Pakistan authorities have lifted a three-year ban on Youtube, after the government blocked the video-sharing website because of content that officials described as blasphemous.
Pakistan banned access to YouTube in September 2012, after an anti-Islam film ‘Innocence of Muslims’ was uploaded to the site, sparking violent protests across major cities in the Muslim-majority country of 190 million people.
“We’re glad that YouTube is now accessible in Pakistan so viewers can watch and share videos, as well as take advantage of the vibrant and growing global online video community,” a YouTube spokesperson said in a statement.
Under the new version of YouTube, the Pakistan Telecommunication Authority (PTA) can ask for access to offending material to be blocked, the Ministry of Information Technology and Telecom said in a statement.
“On the recommendation of PTA, the government of Pakistan has allowed access to the recently launched country version of YouTube for internet users in Pakistan,” the ministry said.
The government could ask Google to block access to offending material for users within the country and the ministry said Google and YouTube would “accordingly restrict access” for Pakistani users.
Google, however, said that it would not automatically remove material without conducting a review, and that the vetting process was the same as in other jurisdictions with local YouTube versions. Government requests to remove content would be publicly reported, it added.

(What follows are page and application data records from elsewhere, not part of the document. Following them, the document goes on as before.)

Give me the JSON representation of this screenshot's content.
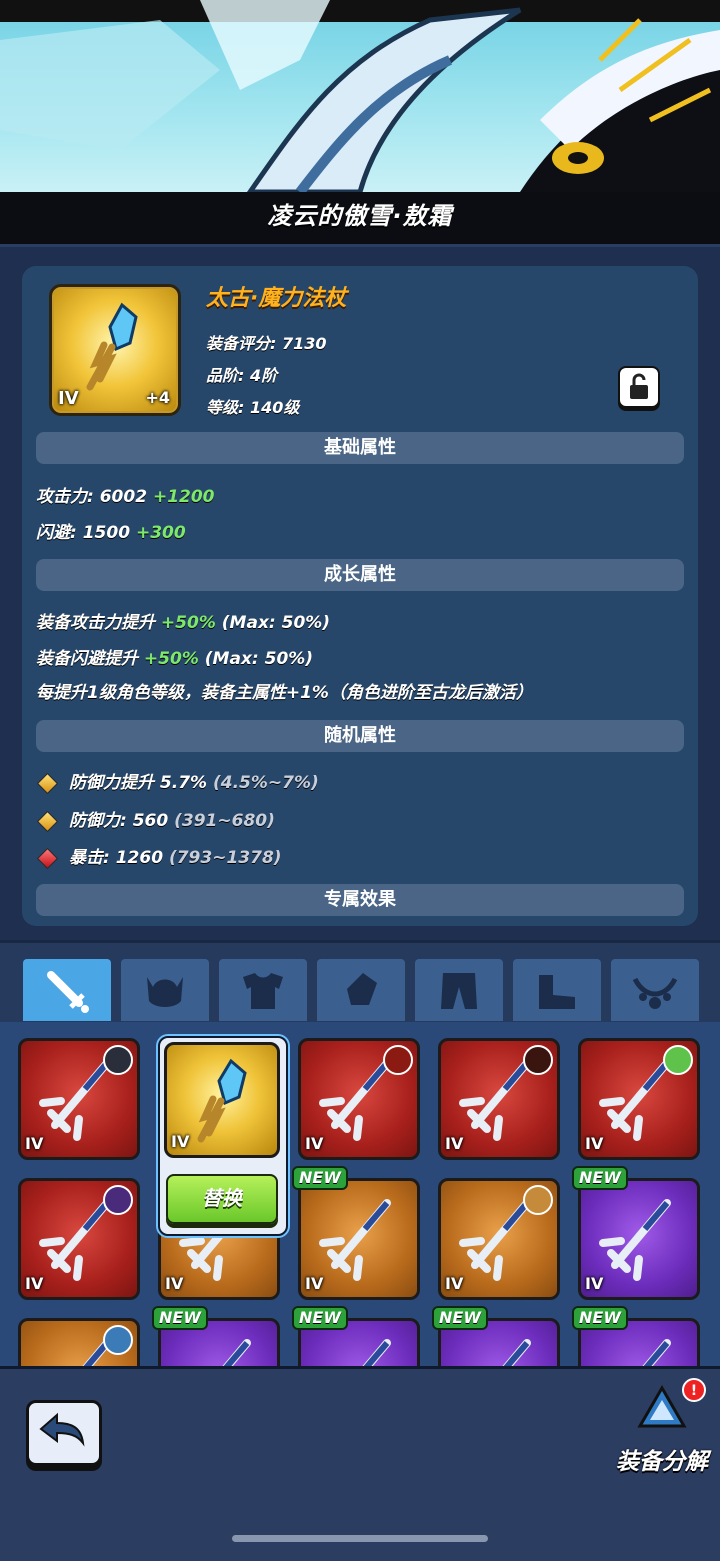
{
  "hero": {
    "name": "凌云的傲雪·敖霜"
  },
  "item": {
    "name": "太古·魔力法杖",
    "tier": "IV",
    "enhance": "+4",
    "score_label": "装备评分: 7130",
    "grade_label": "品阶: 4阶",
    "level_label": "等级: 140级"
  },
  "sections": {
    "basic": "基础属性",
    "growth": "成长属性",
    "random": "随机属性",
    "exclusive": "专属效果"
  },
  "basic_attrs": [
    {
      "label": "攻击力: 6002",
      "bonus": "+1200"
    },
    {
      "label": "闪避: 1500",
      "bonus": "+300"
    }
  ],
  "growth_attrs": [
    {
      "label": "装备攻击力提升",
      "bonus": "+50%",
      "max": "(Max: 50%)"
    },
    {
      "label": "装备闪避提升",
      "bonus": "+50%",
      "max": "(Max: 50%)"
    },
    {
      "label": "每提升1级角色等级，装备主属性+1%（角色进阶至古龙后激活）",
      "bonus": "",
      "max": ""
    }
  ],
  "random_attrs": [
    {
      "label": "防御力提升 5.7%",
      "range": "(4.5%~7%)",
      "gem": "gold"
    },
    {
      "label": "防御力: 560",
      "range": "(391~680)",
      "gem": "gold"
    },
    {
      "label": "暴击: 1260",
      "range": "(793~1378)",
      "gem": "red"
    }
  ],
  "tabs": [
    "sword-icon",
    "helmet-icon",
    "armor-icon",
    "bracer-icon",
    "pants-icon",
    "boots-icon",
    "necklace-icon"
  ],
  "grid": {
    "new_label": "NEW",
    "tier_label": "IV",
    "replace_label": "替换",
    "rows": [
      [
        {
          "color": "red",
          "badge": "#2a2e3a"
        },
        {
          "color": "gold",
          "selected": true
        },
        {
          "color": "red",
          "badge": "#8a1a12"
        },
        {
          "color": "red",
          "badge": "#3a1510"
        },
        {
          "color": "red",
          "badge": "#5fc24a"
        }
      ],
      [
        {
          "color": "red",
          "badge": "#4a2a7a"
        },
        {
          "color": "orange"
        },
        {
          "color": "orange",
          "isNew": true
        },
        {
          "color": "orange",
          "badge": "#c58b3a"
        },
        {
          "color": "purple",
          "isNew": true
        }
      ],
      [
        {
          "color": "orange",
          "badge": "#3b7bb8"
        },
        {
          "color": "purple",
          "isNew": true
        },
        {
          "color": "purple",
          "isNew": true
        },
        {
          "color": "purple",
          "isNew": true
        },
        {
          "color": "purple",
          "isNew": true
        }
      ]
    ]
  },
  "bottom": {
    "dismantle_label": "装备分解",
    "notify": "!"
  },
  "colors": {
    "gold_text": "#ffb21e",
    "green_bonus": "#7ee86a",
    "panel": "#26476a"
  }
}
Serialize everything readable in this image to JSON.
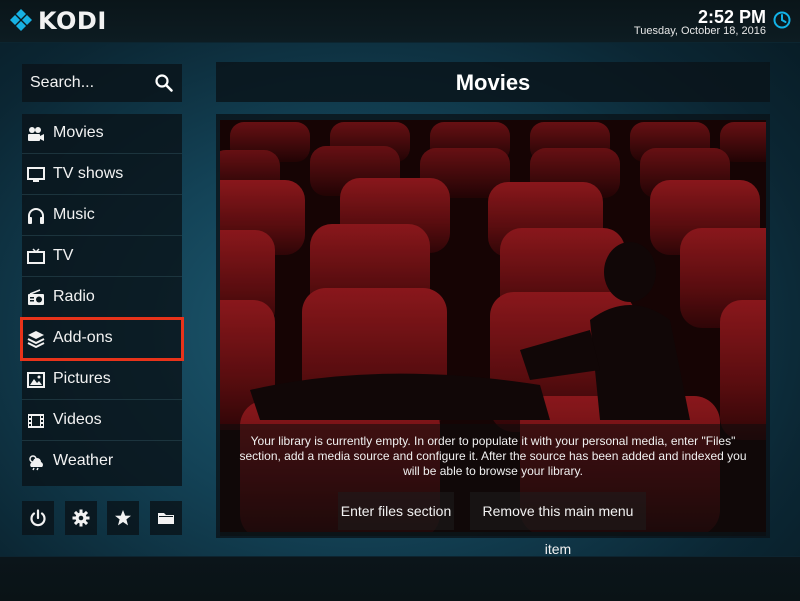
{
  "header": {
    "app_name": "KODI",
    "time": "2:52 PM",
    "date": "Tuesday, October 18, 2016"
  },
  "search": {
    "label": "Search..."
  },
  "menu": {
    "items": [
      {
        "label": "Movies",
        "icon": "movies-icon"
      },
      {
        "label": "TV shows",
        "icon": "tv-shows-icon"
      },
      {
        "label": "Music",
        "icon": "headphones-icon"
      },
      {
        "label": "TV",
        "icon": "tv-icon"
      },
      {
        "label": "Radio",
        "icon": "radio-icon"
      },
      {
        "label": "Add-ons",
        "icon": "addons-icon"
      },
      {
        "label": "Pictures",
        "icon": "pictures-icon"
      },
      {
        "label": "Videos",
        "icon": "videos-icon"
      },
      {
        "label": "Weather",
        "icon": "weather-icon"
      }
    ],
    "highlighted": "Add-ons"
  },
  "footer_buttons": [
    "power-icon",
    "settings-icon",
    "favourites-icon",
    "folder-icon"
  ],
  "main": {
    "title": "Movies",
    "message": "Your library is currently empty. In order to populate it with your personal media, enter \"Files\" section, add a media source and configure it. After the source has been added and indexed you will be able to browse your library.",
    "buttons": {
      "enter_files": "Enter files section",
      "remove_item": "Remove this main menu item"
    }
  },
  "colors": {
    "accent": "#12b2e7",
    "highlight_outline": "#e8331a",
    "seat_red": "#8a1618"
  }
}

“We have clear community guidelines and, when videos violate those rules, we remove them,’ Google said in a statement.
“Where we have launched YouTube locally and we are notified that a video is illegal in that country, we may restrict access to it after a thorough review.”
Blasphemy is a highly sensitive subject in Pakistan, where angry mobs have killed many people accused of insulting Islam.
In 2010 Pakistan shut down Facebook for nearly two weeks over its hosting of allegedly blasphemous pages. Blackberry, last year was set to exit the country in responds to demands to monitor its data, but it cancelled the withdrawal after those demands were dropped. It continues to restrict thousands of online links.